Either way, he must take his first IRA RMD no later than April 1, 2017 or pay a penalty.

Calculating your RMD.

The amount of your RMD is determined by your IRA account balance as of December 31 of the previous tax year. For Bob, in the example above, his RMD would be based on his 12.31.2015 account balance.

If you own 2 or more IRAs, be sure to add up the total of all the IRA balances to determine your aggregate 12.31.2015 IRA balance. You may take your entire IRA RMD out of just one IRA, but the RMD calculation is based on the total amount you have in ALL your IRAs.

Next, divide your 12.31.2015 IRA balance by 27.4. This number changes each year as you get older and is determined by the IRS Uniform Life Tables. You can find this table here.

Bob’s RMD

Bob has one traditional IRA. His wife is about his age. The balance of his IRA on 12.31.2015 was $500,000. His RMD is calculated as follows:

12.31.2015 account balance / Life Expectancy as defined by the IRS Uniform Life Table.

Or…

$500,000 / 27.4 = $18,248.15

$18,248.15 must be distributed from his IRA before the end of 2016.
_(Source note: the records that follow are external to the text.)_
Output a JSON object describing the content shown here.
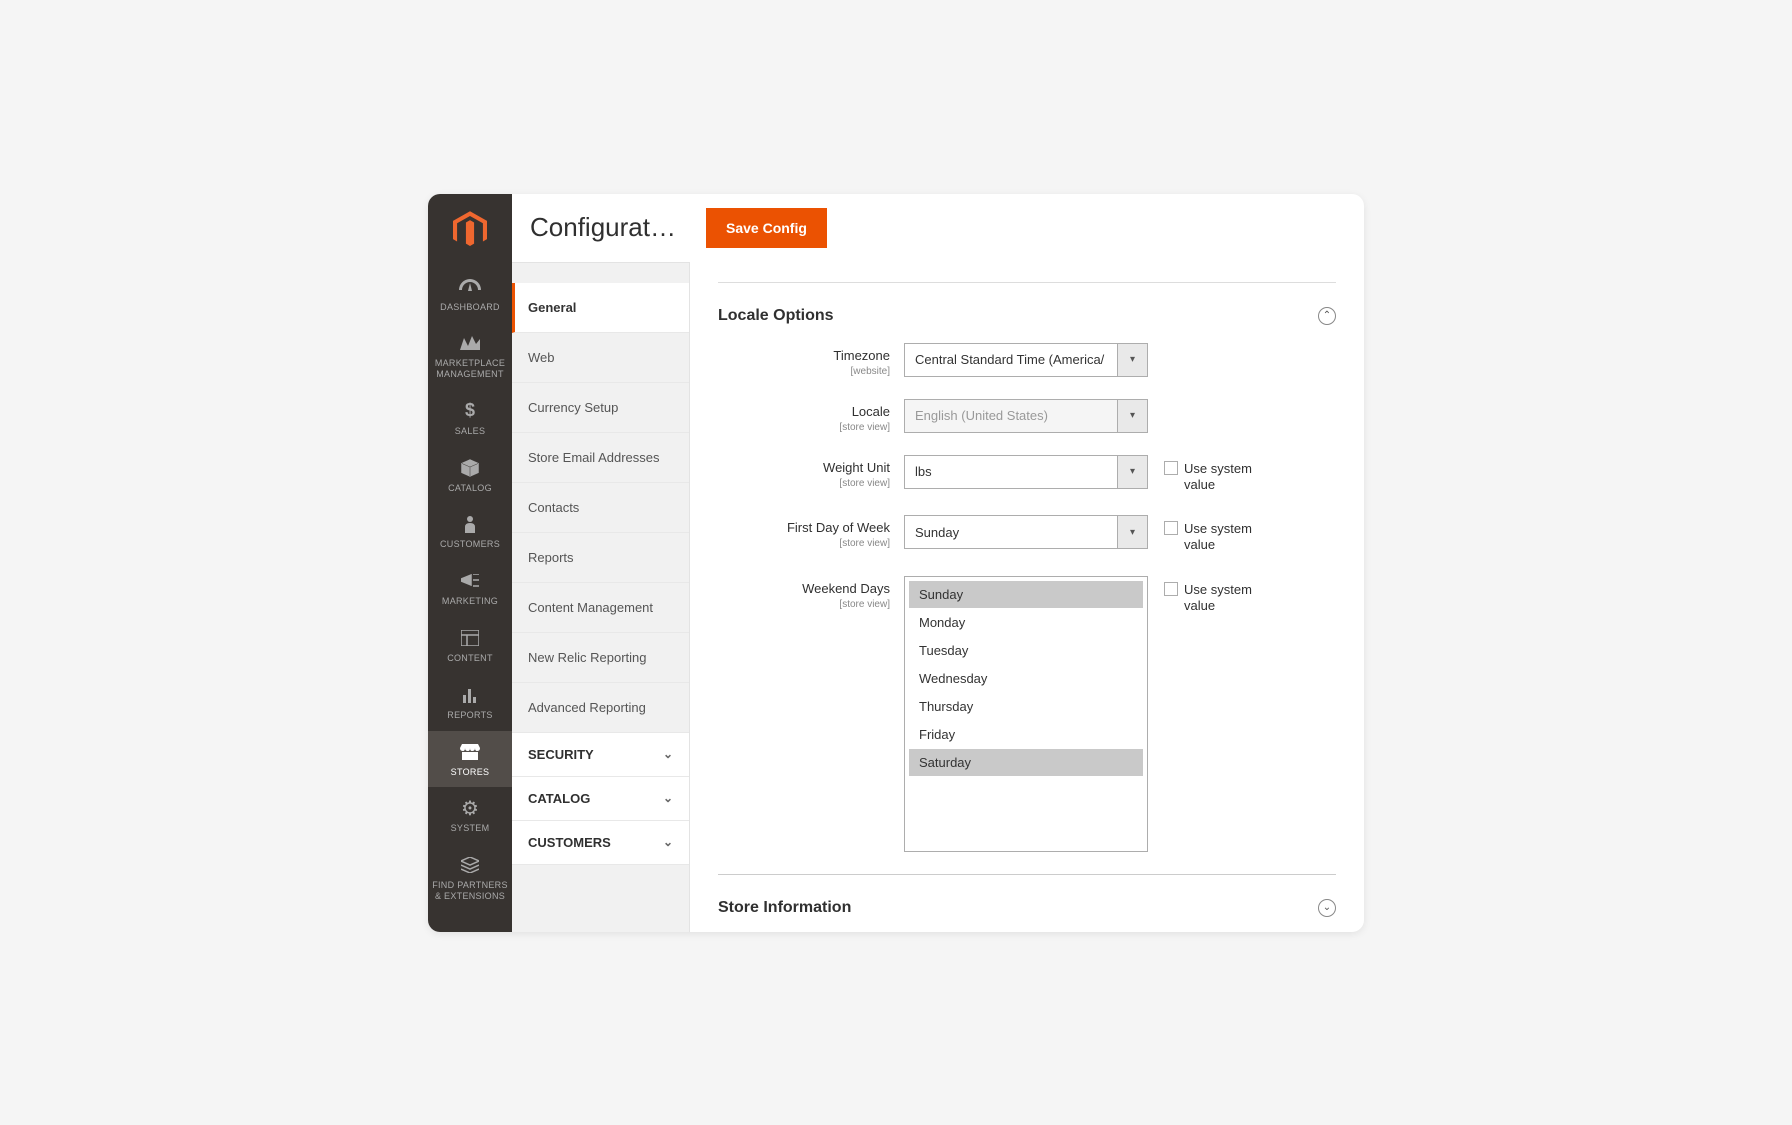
{
  "header": {
    "title": "Configuration",
    "save_label": "Save Config"
  },
  "sidebar": {
    "items": [
      {
        "label": "DASHBOARD"
      },
      {
        "label": "MARKETPLACE MANAGEMENT"
      },
      {
        "label": "SALES"
      },
      {
        "label": "CATALOG"
      },
      {
        "label": "CUSTOMERS"
      },
      {
        "label": "MARKETING"
      },
      {
        "label": "CONTENT"
      },
      {
        "label": "REPORTS"
      },
      {
        "label": "STORES"
      },
      {
        "label": "SYSTEM"
      },
      {
        "label": "FIND PARTNERS & EXTENSIONS"
      }
    ]
  },
  "config_nav": {
    "items": [
      {
        "label": "General"
      },
      {
        "label": "Web"
      },
      {
        "label": "Currency Setup"
      },
      {
        "label": "Store Email Addresses"
      },
      {
        "label": "Contacts"
      },
      {
        "label": "Reports"
      },
      {
        "label": "Content Management"
      },
      {
        "label": "New Relic Reporting"
      },
      {
        "label": "Advanced Reporting"
      }
    ],
    "sections": [
      {
        "label": "SECURITY"
      },
      {
        "label": "CATALOG"
      },
      {
        "label": "CUSTOMERS"
      }
    ]
  },
  "locale": {
    "section_title": "Locale Options",
    "timezone": {
      "label": "Timezone",
      "scope": "[website]",
      "value": "Central Standard Time (America/"
    },
    "locale": {
      "label": "Locale",
      "scope": "[store view]",
      "value": "English (United States)"
    },
    "weight": {
      "label": "Weight Unit",
      "scope": "[store view]",
      "value": "lbs"
    },
    "first_day": {
      "label": "First Day of Week",
      "scope": "[store view]",
      "value": "Sunday"
    },
    "weekend": {
      "label": "Weekend Days",
      "scope": "[store view]",
      "options": [
        "Sunday",
        "Monday",
        "Tuesday",
        "Wednesday",
        "Thursday",
        "Friday",
        "Saturday"
      ]
    },
    "use_system_label": "Use system value"
  },
  "next_section": {
    "title": "Store Information"
  }
}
Since Bob turned 70 ½ this year, he can wait to take his taxable distribution until April 1 of 2017 if he chooses. Future IRA RMDs will need to be met by December 31.

The good news if you hate math

I showed you how to calculate your IRA RMD above. You should know how the math works so you can be sure your RMD is accurate. However, in most situations your IRA RMD will be calculated by your IRA custodian. It’s even possible to instruct them to initiate your RMD automatically each year, putting everything on autopilot so you never miss an RMD.

If you haven’t taken your 2016 IRA RMD or instructed your IRA custodian or financial advisor to do so before the end of the year, do it now. It rarely pays to wait, and a missed IRA RMD is an expensive mistake.

For more information

Bob’s case is as simple as it gets. You’ll learn in future posts that it’s not always this simple. In the meantime you can learn more about IRA distributions straight from the IRS by clicking here.

*This is a fictional person and example for the purposes of illustrating a point.